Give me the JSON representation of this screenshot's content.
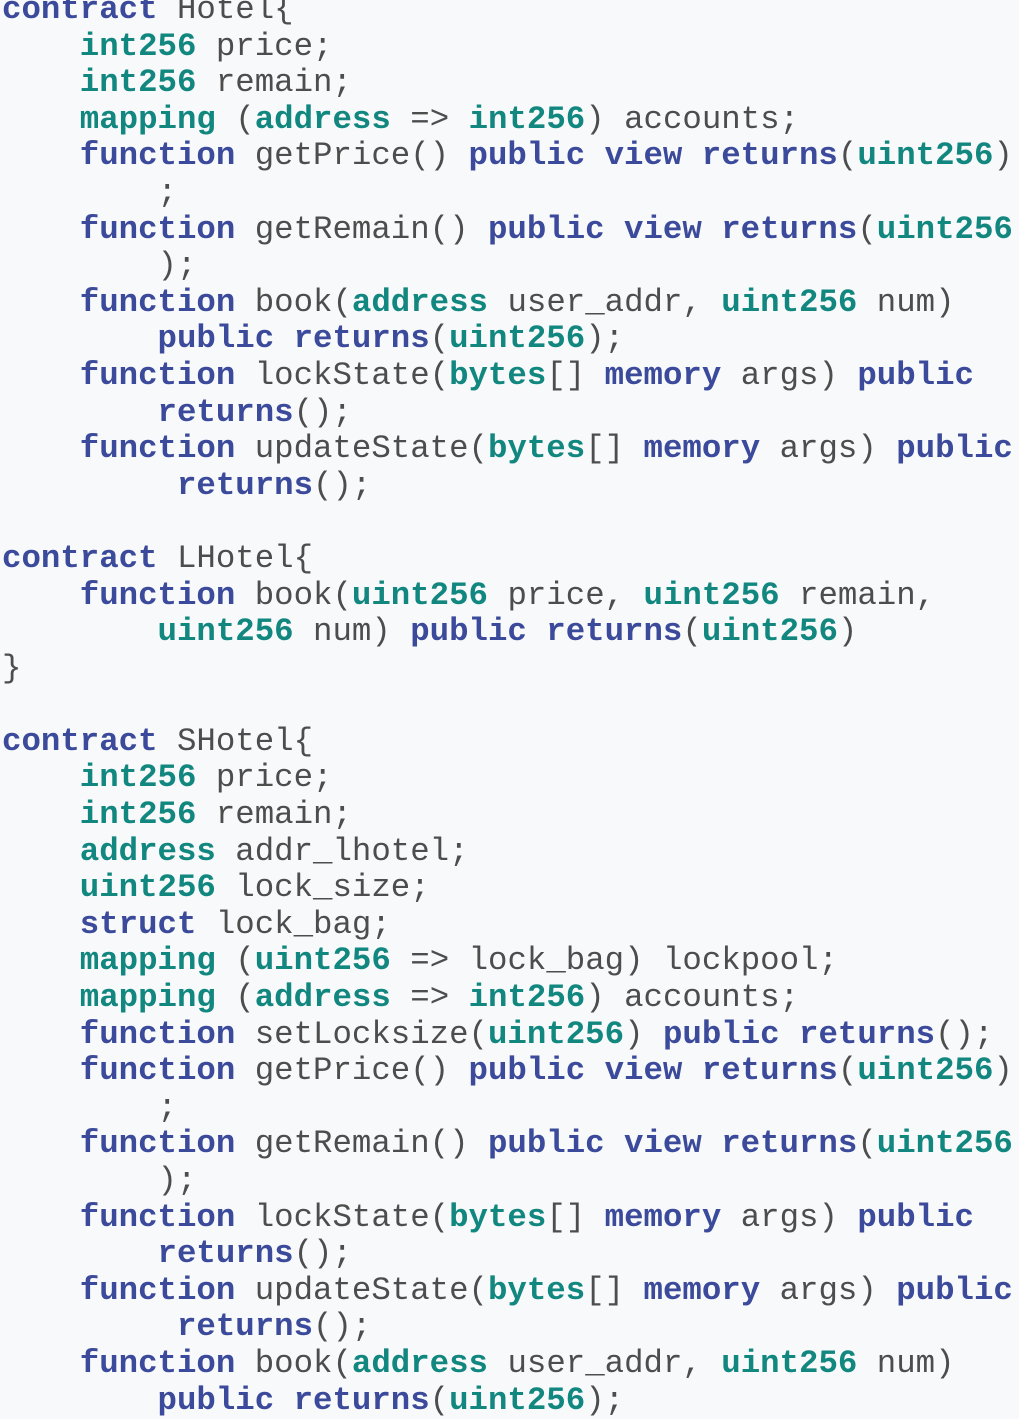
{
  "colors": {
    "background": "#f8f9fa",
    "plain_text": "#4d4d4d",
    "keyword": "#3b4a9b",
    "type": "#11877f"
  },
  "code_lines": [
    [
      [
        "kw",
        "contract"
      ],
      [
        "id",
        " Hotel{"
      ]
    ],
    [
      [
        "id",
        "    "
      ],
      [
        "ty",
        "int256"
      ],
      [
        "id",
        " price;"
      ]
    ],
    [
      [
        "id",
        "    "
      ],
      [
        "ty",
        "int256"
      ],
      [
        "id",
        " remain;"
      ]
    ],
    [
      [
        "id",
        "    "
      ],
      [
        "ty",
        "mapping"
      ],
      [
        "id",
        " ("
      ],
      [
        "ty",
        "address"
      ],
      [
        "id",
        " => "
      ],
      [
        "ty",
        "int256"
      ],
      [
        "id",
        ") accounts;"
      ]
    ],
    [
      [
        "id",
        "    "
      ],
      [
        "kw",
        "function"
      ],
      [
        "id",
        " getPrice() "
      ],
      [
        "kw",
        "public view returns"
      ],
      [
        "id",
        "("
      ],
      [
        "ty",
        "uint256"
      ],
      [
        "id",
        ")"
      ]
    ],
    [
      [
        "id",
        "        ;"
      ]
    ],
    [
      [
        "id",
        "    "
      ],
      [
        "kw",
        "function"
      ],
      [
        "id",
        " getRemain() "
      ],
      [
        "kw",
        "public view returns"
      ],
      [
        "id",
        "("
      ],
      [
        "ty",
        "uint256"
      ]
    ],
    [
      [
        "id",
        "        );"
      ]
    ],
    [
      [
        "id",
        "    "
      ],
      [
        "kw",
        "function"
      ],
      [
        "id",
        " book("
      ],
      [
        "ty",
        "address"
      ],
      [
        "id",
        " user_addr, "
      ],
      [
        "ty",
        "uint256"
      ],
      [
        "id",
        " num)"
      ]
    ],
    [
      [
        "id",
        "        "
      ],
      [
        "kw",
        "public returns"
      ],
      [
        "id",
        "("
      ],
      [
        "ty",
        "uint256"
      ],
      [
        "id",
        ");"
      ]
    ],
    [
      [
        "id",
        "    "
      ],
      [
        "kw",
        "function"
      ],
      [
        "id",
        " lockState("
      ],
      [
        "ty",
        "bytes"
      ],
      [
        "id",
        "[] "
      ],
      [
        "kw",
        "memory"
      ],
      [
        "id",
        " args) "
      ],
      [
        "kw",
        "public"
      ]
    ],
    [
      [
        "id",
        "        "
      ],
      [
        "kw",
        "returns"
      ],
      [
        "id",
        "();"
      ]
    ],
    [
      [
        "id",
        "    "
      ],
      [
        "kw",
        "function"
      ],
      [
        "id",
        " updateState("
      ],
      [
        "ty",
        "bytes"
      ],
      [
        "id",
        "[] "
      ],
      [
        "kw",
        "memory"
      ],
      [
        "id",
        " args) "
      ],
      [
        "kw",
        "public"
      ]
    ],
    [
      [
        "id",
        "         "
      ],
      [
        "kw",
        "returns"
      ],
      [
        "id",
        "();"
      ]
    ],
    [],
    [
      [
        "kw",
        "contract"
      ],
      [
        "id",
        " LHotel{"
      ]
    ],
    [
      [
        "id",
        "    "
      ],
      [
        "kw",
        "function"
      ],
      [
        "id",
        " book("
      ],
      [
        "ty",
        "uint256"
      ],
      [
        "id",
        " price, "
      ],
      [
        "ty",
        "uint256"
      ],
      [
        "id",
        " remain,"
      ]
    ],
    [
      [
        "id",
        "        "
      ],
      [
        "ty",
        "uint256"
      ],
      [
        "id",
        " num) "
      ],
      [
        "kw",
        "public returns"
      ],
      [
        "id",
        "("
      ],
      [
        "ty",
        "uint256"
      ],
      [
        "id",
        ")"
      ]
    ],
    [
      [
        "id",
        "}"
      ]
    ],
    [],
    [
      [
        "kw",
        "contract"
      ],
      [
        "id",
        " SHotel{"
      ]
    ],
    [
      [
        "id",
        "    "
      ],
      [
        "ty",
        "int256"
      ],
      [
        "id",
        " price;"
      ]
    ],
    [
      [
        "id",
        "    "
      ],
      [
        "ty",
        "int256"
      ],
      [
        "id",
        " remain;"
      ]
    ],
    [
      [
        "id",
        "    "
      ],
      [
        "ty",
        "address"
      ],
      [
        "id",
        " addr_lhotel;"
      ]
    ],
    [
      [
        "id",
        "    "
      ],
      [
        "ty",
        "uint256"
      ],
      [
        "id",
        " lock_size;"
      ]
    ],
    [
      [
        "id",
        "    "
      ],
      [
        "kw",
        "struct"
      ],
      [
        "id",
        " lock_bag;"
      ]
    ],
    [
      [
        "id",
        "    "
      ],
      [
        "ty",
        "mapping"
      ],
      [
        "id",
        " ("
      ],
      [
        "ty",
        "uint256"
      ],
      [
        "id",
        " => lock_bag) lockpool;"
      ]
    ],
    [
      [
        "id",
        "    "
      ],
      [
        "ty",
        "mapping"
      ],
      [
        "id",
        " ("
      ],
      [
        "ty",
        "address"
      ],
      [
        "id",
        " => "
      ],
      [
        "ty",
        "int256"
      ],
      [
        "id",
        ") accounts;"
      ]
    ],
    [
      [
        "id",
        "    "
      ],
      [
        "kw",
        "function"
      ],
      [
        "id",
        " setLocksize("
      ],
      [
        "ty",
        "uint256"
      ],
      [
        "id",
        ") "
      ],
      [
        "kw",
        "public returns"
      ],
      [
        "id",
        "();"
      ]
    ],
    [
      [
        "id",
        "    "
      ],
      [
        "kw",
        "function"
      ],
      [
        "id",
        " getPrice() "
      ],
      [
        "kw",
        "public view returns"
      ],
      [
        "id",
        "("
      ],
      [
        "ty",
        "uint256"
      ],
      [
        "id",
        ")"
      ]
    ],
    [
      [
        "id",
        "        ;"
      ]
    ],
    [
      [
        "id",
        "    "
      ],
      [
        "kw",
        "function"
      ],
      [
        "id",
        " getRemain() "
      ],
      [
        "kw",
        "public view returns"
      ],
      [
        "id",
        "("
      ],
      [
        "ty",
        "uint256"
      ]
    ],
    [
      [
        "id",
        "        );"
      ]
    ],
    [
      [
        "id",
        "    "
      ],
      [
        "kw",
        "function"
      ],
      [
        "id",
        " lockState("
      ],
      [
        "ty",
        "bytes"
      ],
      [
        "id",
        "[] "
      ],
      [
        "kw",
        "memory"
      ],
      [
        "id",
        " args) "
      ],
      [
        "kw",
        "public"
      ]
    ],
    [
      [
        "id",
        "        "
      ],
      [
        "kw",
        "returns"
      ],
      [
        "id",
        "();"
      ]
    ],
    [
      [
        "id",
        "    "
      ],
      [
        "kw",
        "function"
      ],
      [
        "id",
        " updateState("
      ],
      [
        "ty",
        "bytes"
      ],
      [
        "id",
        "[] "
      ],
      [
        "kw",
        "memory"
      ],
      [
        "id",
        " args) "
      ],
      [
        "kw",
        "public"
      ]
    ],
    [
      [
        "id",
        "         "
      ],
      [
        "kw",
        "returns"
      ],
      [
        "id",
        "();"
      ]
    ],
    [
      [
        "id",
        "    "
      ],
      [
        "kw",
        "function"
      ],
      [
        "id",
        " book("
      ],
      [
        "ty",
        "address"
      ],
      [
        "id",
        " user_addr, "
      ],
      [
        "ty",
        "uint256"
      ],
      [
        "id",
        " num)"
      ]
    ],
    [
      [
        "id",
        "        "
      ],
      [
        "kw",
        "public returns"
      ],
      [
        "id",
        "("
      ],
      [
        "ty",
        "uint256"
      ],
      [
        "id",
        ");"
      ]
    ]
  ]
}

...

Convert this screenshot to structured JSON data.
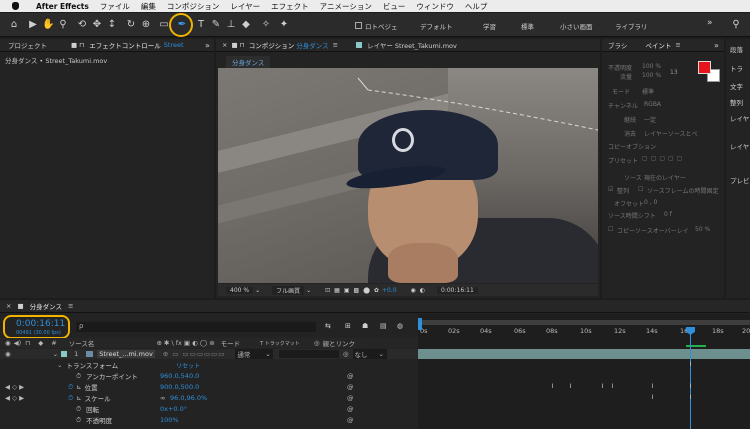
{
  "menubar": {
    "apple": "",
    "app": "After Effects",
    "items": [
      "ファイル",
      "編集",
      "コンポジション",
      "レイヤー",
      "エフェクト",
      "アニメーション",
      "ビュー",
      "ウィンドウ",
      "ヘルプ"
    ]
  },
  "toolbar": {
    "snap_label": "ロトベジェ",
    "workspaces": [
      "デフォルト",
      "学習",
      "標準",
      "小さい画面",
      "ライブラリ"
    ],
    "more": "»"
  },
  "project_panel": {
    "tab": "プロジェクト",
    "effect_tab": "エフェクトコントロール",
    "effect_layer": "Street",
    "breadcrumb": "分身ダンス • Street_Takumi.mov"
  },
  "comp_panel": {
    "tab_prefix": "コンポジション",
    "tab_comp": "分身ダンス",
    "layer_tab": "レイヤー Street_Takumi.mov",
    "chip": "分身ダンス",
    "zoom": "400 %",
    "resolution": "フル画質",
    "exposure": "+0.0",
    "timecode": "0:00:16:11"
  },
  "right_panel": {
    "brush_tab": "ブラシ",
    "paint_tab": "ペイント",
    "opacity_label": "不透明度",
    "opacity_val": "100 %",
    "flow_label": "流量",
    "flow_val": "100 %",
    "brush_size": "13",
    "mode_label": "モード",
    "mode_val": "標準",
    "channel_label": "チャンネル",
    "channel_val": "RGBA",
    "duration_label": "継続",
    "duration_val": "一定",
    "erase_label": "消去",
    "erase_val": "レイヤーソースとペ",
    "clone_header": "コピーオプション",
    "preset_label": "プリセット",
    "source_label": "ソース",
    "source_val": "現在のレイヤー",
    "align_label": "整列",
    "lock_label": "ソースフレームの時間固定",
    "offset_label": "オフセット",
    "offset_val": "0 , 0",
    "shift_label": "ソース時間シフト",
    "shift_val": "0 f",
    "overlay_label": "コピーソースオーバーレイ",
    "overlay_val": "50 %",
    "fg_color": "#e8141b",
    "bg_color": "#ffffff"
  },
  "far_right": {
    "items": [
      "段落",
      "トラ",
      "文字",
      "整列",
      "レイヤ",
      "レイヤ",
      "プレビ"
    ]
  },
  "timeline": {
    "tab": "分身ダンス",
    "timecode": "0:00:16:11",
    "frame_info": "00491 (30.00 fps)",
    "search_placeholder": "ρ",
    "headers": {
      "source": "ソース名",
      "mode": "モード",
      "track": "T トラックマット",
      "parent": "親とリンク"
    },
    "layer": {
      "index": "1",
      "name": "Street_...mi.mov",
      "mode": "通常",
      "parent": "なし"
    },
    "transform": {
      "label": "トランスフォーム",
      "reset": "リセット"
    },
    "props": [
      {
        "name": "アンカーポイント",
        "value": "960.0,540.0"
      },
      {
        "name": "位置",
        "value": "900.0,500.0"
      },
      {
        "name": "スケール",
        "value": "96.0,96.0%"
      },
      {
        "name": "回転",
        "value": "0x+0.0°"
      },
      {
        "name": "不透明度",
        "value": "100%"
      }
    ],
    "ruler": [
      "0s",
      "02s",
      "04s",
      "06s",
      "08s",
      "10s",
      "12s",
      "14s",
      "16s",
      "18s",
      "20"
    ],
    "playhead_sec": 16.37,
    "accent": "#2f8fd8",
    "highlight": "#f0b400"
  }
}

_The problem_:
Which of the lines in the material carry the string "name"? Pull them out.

_Solution to the problem_:
      "name": "Street_...mi.mov",
        "name": "アンカーポイント",
        "name": "位置",
        "name": "スケール",
        "name": "回転",
        "name": "不透明度",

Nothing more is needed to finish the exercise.